Dataset rows describing interfaces:
···
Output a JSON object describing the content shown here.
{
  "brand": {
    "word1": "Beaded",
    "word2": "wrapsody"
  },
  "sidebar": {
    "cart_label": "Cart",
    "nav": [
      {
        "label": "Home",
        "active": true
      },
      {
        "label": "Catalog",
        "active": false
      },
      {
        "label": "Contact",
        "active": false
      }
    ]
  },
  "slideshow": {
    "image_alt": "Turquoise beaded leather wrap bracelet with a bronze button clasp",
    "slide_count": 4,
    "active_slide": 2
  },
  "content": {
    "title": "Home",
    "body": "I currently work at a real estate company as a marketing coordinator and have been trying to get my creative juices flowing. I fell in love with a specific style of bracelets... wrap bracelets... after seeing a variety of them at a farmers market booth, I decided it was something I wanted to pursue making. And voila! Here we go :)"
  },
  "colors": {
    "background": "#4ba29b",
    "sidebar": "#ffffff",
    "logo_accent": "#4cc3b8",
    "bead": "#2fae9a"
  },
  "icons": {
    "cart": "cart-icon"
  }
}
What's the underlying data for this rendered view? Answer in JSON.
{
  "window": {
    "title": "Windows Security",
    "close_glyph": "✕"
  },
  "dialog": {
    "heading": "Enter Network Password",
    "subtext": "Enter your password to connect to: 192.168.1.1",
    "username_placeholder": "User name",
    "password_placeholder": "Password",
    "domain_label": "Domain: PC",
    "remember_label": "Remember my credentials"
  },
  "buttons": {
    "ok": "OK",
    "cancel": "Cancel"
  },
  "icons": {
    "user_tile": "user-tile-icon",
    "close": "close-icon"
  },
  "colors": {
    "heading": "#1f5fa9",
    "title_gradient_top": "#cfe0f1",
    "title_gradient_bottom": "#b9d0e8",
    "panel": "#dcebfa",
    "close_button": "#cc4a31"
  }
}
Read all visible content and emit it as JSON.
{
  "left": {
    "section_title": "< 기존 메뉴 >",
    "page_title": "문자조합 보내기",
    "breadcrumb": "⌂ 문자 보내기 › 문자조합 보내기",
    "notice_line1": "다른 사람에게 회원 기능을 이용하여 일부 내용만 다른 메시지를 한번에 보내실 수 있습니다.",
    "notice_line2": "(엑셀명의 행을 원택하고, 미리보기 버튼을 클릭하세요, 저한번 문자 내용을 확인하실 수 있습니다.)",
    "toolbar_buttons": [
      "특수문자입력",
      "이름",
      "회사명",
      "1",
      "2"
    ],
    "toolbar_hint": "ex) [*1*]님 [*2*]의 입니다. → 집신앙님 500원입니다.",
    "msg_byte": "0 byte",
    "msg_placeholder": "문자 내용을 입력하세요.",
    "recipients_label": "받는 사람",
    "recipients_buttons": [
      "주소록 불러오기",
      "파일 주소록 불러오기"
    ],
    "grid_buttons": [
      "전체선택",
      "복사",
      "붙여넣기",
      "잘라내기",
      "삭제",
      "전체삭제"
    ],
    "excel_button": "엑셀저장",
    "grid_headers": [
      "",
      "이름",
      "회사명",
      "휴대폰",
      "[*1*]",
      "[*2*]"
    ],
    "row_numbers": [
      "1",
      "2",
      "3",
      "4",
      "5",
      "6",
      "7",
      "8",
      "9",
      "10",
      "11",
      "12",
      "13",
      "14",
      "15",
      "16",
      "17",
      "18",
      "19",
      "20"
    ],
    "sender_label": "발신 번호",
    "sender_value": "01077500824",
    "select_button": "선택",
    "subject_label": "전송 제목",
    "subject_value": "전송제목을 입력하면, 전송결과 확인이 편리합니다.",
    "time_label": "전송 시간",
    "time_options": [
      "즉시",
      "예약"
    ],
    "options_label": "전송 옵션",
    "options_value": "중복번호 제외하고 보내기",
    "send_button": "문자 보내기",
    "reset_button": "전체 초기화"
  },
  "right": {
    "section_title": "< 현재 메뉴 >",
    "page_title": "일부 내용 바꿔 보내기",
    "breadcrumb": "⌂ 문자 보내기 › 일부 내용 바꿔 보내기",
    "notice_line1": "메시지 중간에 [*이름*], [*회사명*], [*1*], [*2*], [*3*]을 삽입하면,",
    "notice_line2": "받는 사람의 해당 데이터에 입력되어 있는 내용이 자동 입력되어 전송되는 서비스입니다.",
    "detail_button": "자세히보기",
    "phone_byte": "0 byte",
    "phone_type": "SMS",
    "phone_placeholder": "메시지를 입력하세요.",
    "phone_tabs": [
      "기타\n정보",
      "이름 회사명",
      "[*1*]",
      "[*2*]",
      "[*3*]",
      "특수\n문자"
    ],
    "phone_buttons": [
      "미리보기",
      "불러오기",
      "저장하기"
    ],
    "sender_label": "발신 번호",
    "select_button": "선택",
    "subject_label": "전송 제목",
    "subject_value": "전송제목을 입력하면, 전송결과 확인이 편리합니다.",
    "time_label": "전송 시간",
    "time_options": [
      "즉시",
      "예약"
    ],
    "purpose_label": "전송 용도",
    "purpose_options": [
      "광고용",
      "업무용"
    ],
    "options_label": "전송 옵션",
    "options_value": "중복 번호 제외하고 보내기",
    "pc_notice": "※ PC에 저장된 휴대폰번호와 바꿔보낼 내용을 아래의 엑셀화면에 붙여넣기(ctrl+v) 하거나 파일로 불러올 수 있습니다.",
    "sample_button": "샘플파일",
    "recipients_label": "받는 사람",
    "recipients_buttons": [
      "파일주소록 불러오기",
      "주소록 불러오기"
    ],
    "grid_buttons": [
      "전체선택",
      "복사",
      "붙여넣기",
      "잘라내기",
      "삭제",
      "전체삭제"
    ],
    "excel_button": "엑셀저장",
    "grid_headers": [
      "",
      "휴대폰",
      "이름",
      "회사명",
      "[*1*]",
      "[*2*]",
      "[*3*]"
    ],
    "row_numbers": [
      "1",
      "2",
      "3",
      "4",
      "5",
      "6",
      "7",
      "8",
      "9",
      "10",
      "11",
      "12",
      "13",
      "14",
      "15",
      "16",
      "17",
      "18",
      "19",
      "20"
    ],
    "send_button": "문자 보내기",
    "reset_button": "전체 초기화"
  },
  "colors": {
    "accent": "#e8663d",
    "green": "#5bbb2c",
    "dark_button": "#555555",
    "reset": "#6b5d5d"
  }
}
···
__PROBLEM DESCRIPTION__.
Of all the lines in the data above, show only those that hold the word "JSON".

__SOLUTION TO THIS PROBLEM__.
Output a JSON object describing the content shown here.
What's the underlying data for this rendered view? Answer in JSON.
Read all visible content and emit it as JSON.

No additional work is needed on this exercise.